**Supplied records:**
=== Section Start ===

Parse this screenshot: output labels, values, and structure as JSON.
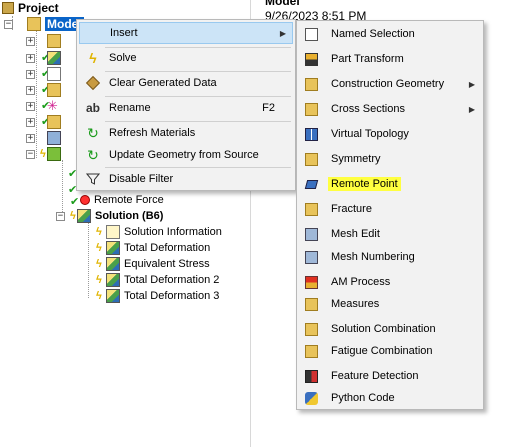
{
  "tree": {
    "project_label": "Project",
    "model_label": "Model",
    "remote_force_label": "Remote Force",
    "solution_label": "Solution (B6)",
    "solution_children": [
      "Solution Information",
      "Total Deformation",
      "Equivalent Stress",
      "Total Deformation 2",
      "Total Deformation 3"
    ]
  },
  "right_panel": {
    "title": "Model",
    "date": "9/26/2023 8:51 PM"
  },
  "context_menu": {
    "items": [
      {
        "label": "Insert",
        "icon": "insert-icon",
        "submenu": true
      },
      {
        "label": "Solve",
        "icon": "solve-lightning-icon"
      },
      {
        "label": "Clear Generated Data",
        "icon": "eraser-icon"
      },
      {
        "label": "Rename",
        "icon": "rename-icon",
        "shortcut": "F2"
      },
      {
        "label": "Refresh Materials",
        "icon": "refresh-icon"
      },
      {
        "label": "Update Geometry from Source",
        "icon": "update-icon"
      },
      {
        "label": "Disable Filter",
        "icon": "filter-icon"
      }
    ]
  },
  "insert_submenu": {
    "items": [
      {
        "label": "Named Selection",
        "icon": "named-selection-icon"
      },
      {
        "label": "Part Transform",
        "icon": "part-transform-icon"
      },
      {
        "label": "Construction Geometry",
        "icon": "construction-geometry-icon",
        "submenu": true
      },
      {
        "label": "Cross Sections",
        "icon": "cross-sections-icon",
        "submenu": true
      },
      {
        "label": "Virtual Topology",
        "icon": "virtual-topology-icon"
      },
      {
        "label": "Symmetry",
        "icon": "symmetry-icon"
      },
      {
        "label": "Remote Point",
        "icon": "remote-point-icon",
        "highlighted": true
      },
      {
        "label": "Fracture",
        "icon": "fracture-icon"
      },
      {
        "label": "Mesh Edit",
        "icon": "mesh-edit-icon"
      },
      {
        "label": "Mesh Numbering",
        "icon": "mesh-numbering-icon"
      },
      {
        "label": "AM Process",
        "icon": "am-process-icon"
      },
      {
        "label": "Measures",
        "icon": "measures-icon"
      },
      {
        "label": "Solution Combination",
        "icon": "solution-combination-icon"
      },
      {
        "label": "Fatigue Combination",
        "icon": "fatigue-combination-icon"
      },
      {
        "label": "Feature Detection",
        "icon": "feature-detection-icon"
      },
      {
        "label": "Python Code",
        "icon": "python-code-icon"
      }
    ]
  },
  "colors": {
    "selection": "#0a64c8",
    "menu_bg": "#f2f2f2",
    "menu_hover": "#cce4f7",
    "highlight": "#ffff40",
    "check_green": "#1a9b1a",
    "bolt_yellow": "#e0b400"
  }
}
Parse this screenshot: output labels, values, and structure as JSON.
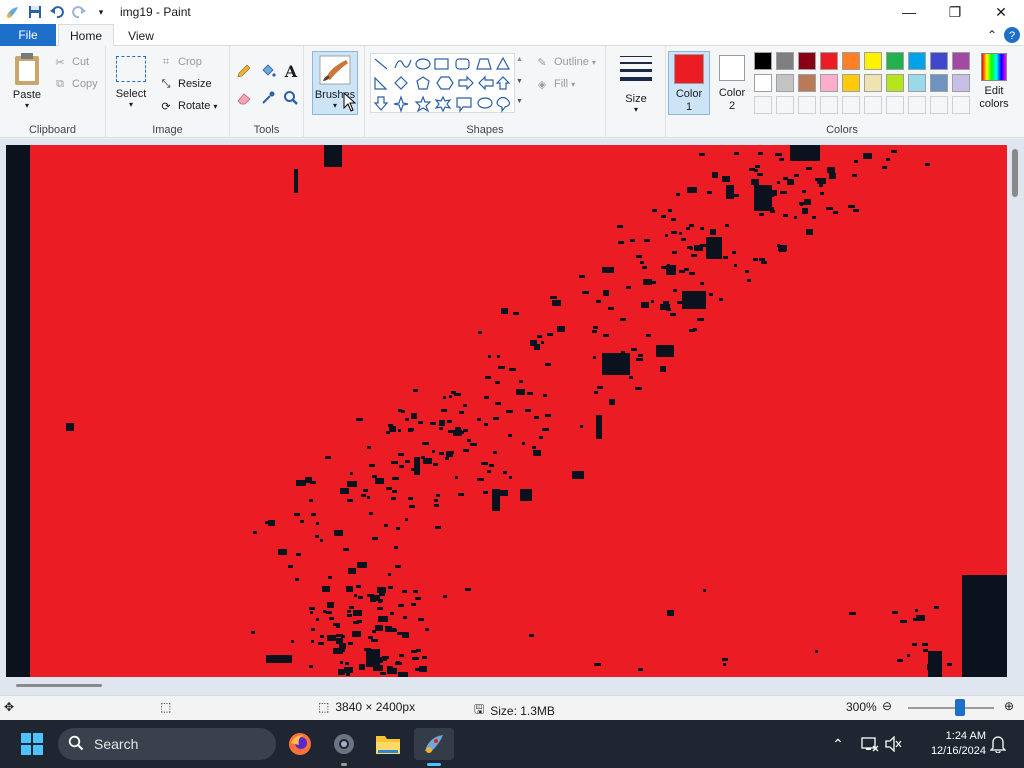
{
  "window": {
    "title": "img19 - Paint",
    "minimize_icon": "minimize-icon",
    "maximize_icon": "restore-icon",
    "close_icon": "close-icon"
  },
  "tabs": {
    "file": "File",
    "home": "Home",
    "view": "View"
  },
  "ribbon": {
    "clipboard": {
      "label": "Clipboard",
      "paste": "Paste",
      "cut": "Cut",
      "copy": "Copy"
    },
    "image": {
      "label": "Image",
      "select": "Select",
      "crop": "Crop",
      "resize": "Resize",
      "rotate": "Rotate"
    },
    "tools": {
      "label": "Tools"
    },
    "brushes": {
      "label": "Brushes"
    },
    "shapes": {
      "label": "Shapes",
      "outline": "Outline",
      "fill": "Fill"
    },
    "size": {
      "label": "Size"
    },
    "colors": {
      "label": "Colors",
      "color1_line1": "Color",
      "color1_line2": "1",
      "color2_line1": "Color",
      "color2_line2": "2",
      "edit_line1": "Edit",
      "edit_line2": "colors",
      "color1": "#ec1c24",
      "color2": "#ffffff",
      "palette_row1": [
        "#000000",
        "#7f7f7f",
        "#880015",
        "#ed1c24",
        "#ff7f27",
        "#fff200",
        "#22b14c",
        "#00a2e8",
        "#3f48cc",
        "#a349a4"
      ],
      "palette_row2": [
        "#ffffff",
        "#c3c3c3",
        "#b97a57",
        "#ffaec9",
        "#ffc90e",
        "#efe4b0",
        "#b5e61d",
        "#99d9ea",
        "#7092be",
        "#c8bfe7"
      ]
    }
  },
  "canvas": {
    "fill_color": "#ec1c24",
    "ink_color": "#0b111d"
  },
  "status": {
    "dimensions": "3840 × 2400px",
    "size": "Size: 1.3MB",
    "zoom": "300%"
  },
  "zoom_level": 0.5,
  "taskbar": {
    "search": "Search",
    "time": "1:24 AM",
    "date": "12/16/2024"
  }
}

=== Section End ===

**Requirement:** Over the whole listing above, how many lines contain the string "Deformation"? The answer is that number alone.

**Task result:** 3